***** Available records

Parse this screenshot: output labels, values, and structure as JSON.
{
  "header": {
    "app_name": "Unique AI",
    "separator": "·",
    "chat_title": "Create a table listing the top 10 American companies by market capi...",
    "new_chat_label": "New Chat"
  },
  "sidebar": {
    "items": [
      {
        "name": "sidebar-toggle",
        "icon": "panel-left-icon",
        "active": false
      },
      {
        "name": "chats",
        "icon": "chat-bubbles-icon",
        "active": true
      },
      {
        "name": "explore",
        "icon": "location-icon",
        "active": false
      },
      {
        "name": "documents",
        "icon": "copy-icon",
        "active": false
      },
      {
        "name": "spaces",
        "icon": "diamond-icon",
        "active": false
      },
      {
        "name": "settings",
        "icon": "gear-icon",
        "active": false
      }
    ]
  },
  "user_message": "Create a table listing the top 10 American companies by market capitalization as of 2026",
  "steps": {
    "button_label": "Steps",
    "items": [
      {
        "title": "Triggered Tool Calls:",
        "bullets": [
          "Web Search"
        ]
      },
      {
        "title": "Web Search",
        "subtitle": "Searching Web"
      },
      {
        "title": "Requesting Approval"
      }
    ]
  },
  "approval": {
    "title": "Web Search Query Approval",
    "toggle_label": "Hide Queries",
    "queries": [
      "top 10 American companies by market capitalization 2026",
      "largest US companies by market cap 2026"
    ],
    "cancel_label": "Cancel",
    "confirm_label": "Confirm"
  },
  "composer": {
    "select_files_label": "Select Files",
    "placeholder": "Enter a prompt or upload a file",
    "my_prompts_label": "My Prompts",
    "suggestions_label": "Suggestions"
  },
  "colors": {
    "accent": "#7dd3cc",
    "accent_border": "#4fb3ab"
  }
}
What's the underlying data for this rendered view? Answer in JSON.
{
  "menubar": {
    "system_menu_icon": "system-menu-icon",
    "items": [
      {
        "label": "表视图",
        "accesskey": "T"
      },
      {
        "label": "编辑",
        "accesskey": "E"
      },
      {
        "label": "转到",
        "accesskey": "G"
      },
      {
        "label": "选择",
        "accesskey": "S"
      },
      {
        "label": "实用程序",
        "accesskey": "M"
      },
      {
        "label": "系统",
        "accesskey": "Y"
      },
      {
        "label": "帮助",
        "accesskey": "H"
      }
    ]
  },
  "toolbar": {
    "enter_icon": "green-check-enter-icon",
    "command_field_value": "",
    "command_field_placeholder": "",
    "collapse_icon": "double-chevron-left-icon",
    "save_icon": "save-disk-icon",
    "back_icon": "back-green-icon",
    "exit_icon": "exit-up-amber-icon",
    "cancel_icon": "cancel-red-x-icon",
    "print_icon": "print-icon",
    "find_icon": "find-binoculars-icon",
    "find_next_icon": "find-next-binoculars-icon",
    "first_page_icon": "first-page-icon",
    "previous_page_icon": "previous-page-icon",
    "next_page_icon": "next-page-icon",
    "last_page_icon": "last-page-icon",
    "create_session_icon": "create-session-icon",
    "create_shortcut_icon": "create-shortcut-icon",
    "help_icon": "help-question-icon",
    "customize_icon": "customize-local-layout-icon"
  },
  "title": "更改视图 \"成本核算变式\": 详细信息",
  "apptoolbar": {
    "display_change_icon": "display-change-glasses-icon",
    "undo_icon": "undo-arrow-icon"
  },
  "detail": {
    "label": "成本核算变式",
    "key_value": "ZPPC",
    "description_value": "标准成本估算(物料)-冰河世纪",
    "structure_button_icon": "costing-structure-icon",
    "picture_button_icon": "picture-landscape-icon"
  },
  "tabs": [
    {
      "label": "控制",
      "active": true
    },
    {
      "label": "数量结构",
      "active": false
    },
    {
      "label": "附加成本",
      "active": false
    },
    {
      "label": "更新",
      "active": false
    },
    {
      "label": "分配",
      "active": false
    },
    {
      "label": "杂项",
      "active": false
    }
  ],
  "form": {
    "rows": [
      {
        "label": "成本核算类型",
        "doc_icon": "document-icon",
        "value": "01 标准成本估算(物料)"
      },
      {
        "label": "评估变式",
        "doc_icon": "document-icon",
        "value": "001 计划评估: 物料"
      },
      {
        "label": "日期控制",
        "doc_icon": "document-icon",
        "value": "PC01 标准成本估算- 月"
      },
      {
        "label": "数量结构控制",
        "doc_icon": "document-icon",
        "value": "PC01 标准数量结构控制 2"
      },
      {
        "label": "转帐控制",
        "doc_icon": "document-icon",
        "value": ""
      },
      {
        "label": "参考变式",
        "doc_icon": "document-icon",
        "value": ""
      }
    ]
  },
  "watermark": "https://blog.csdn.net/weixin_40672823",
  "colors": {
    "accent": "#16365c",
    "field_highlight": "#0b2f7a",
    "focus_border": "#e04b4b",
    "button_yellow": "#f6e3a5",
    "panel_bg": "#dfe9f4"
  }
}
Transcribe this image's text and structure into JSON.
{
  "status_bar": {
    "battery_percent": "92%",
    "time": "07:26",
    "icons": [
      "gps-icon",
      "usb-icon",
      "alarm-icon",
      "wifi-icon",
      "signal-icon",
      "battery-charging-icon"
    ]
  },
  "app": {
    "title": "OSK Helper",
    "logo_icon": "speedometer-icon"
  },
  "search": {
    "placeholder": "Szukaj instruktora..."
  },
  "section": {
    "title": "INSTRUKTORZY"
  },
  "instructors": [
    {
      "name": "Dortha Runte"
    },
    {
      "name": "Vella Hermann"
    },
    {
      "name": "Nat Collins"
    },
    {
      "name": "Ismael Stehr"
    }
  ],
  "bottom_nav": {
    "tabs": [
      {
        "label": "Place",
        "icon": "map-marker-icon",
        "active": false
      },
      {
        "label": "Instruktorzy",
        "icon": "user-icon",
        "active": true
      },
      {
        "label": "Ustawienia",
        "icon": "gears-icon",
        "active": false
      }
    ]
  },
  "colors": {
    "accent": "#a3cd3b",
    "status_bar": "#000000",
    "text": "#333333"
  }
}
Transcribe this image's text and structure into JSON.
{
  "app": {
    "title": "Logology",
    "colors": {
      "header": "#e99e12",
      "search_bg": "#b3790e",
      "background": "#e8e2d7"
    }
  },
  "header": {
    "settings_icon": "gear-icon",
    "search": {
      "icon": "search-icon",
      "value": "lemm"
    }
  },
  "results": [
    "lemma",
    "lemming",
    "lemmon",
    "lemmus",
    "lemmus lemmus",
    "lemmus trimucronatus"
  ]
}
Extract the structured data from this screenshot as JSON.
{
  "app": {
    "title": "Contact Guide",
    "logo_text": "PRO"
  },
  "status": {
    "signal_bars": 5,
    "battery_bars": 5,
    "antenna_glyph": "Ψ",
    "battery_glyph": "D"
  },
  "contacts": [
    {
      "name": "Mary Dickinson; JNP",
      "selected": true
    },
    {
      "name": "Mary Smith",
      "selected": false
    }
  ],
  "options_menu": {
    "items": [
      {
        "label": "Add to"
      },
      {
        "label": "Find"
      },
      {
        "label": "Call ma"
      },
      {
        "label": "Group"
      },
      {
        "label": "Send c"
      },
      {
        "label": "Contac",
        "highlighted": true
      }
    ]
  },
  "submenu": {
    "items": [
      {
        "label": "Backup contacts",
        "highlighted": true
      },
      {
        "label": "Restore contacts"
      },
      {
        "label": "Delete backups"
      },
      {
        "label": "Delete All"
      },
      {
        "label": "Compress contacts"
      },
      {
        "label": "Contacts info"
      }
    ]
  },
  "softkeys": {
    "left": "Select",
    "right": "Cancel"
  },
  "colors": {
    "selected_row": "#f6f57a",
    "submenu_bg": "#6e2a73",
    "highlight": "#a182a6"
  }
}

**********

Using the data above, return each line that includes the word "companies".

*Result for this task*:
    "chat_title": "Create a table listing the top 10 American companies by market capi...",
  "user_message": "Create a table listing the top 10 American companies by market capitalization as of 2026",
      "top 10 American companies by market capitalization 2026",
      "largest US companies by market cap 2026"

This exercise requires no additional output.